Maybe an option is to copy groups of emails to external storage: CDs or thumb drives, thus avoiding the problem of accessing a decedent's email account.  But remember: BACKUP, BACKUP, BACKUP.  One of my oft-used thumb drives recently died, taking a couple of books and many articles with it.  Fortunately I believe in BACKUP, BACKUP, BACKUP.  The Time Machine external drive linked to my iMac has an enormous amount of storage—I may never fill it up solely with text.

Besides emails, I keep text files of my articles, arranged by general subject.  At some point those also would be helpful to later researchers, with the added benefit of being searchable.  That leaves the door open to plagiarism but if it's posthumous, that seems less a concern though presumably anyone's heirs would be entitled to compensation.  Just another aspect of the brave new cyberworld.
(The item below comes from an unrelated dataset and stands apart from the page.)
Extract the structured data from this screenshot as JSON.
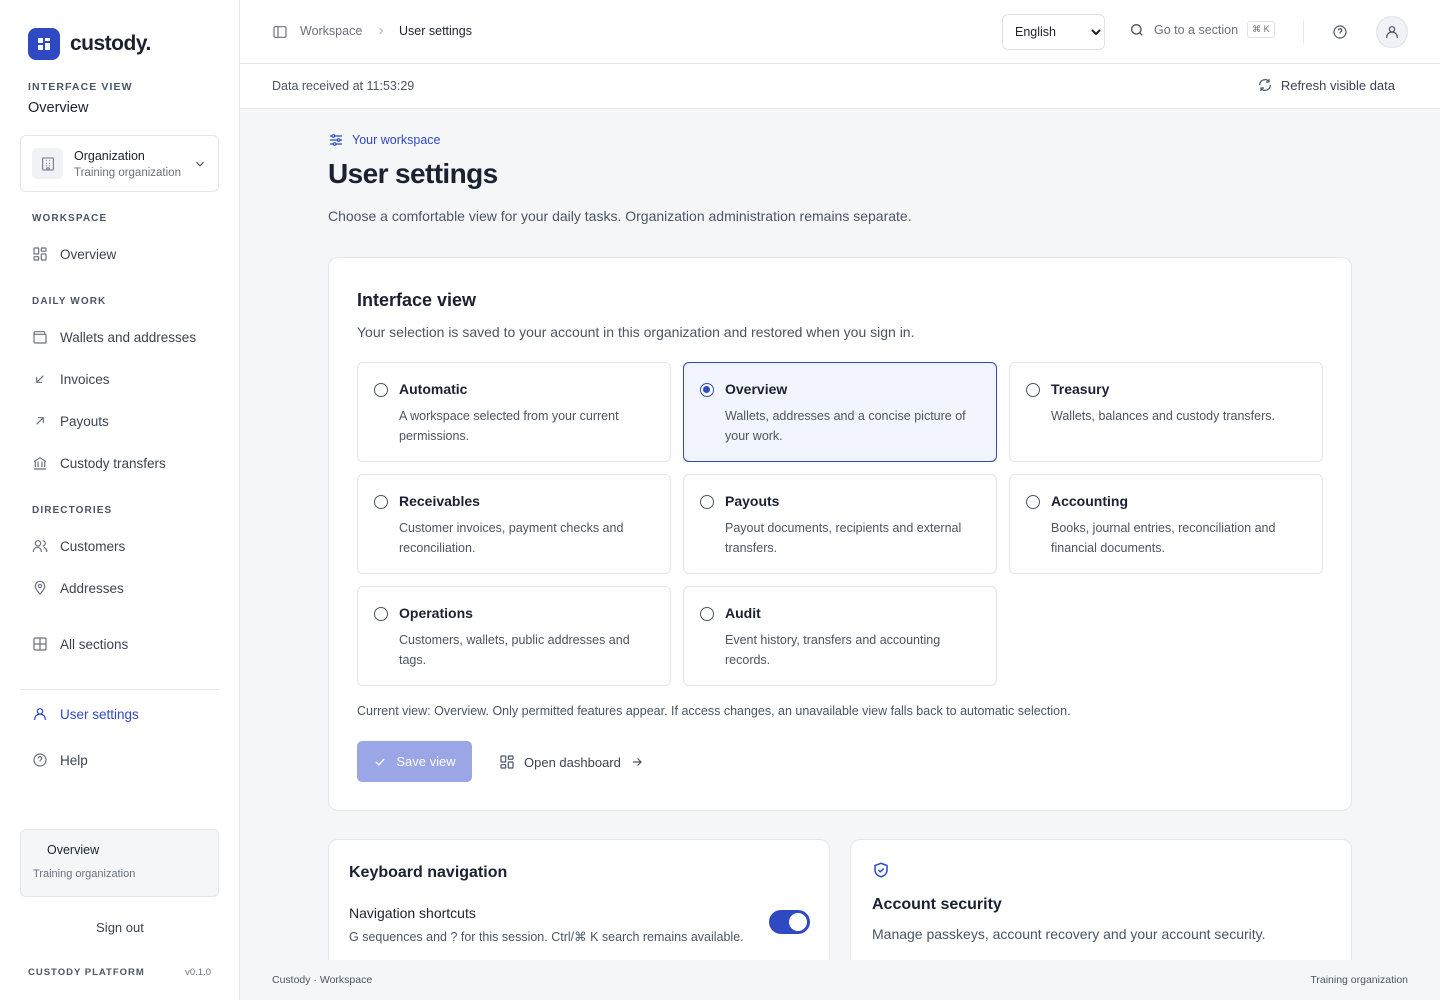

Thinking downstream: one aspect that might pose problems is that inevitably emails focusing on one subject often contain, um, controversial, nay, scandalous comments, some irrelevant to the immediate topic.  I doubt that many  folks would scrub hundreds of egrams to delete such things before releasing the material to “the cloud,” or whatever.  Of course, there should be no legal or other concerns if released posthumously but by then the procedure for retaining and disseminating the material could pose greater (practical) problems.

Finally, I'll note that I maintain a master file that lists all my published articles, some 650 so far, dating from 1965.  That’s important since I wrote my first six books and about 100 articles on a Royal Standard that was older than I was.  The list makes it possible to find pre-computer texts both for reference and for transcribing if an article is to be reprinted.  My personal best is three reprints of one article, and if I hadn't kept those long-ago magazines it would not have been possible.  Later researchers could benefit from that kind of info.  (My bride took some convincing on that score, but eventually she accepted the rationale.  She did not accept the rationale that for a bachelor author, floor space = shelf space.)

Remember: for a researcher there’s no such thing as too much information.  But there is such a thing as too little.  Your email files could go a long way in helping preserve history far into the 21st century.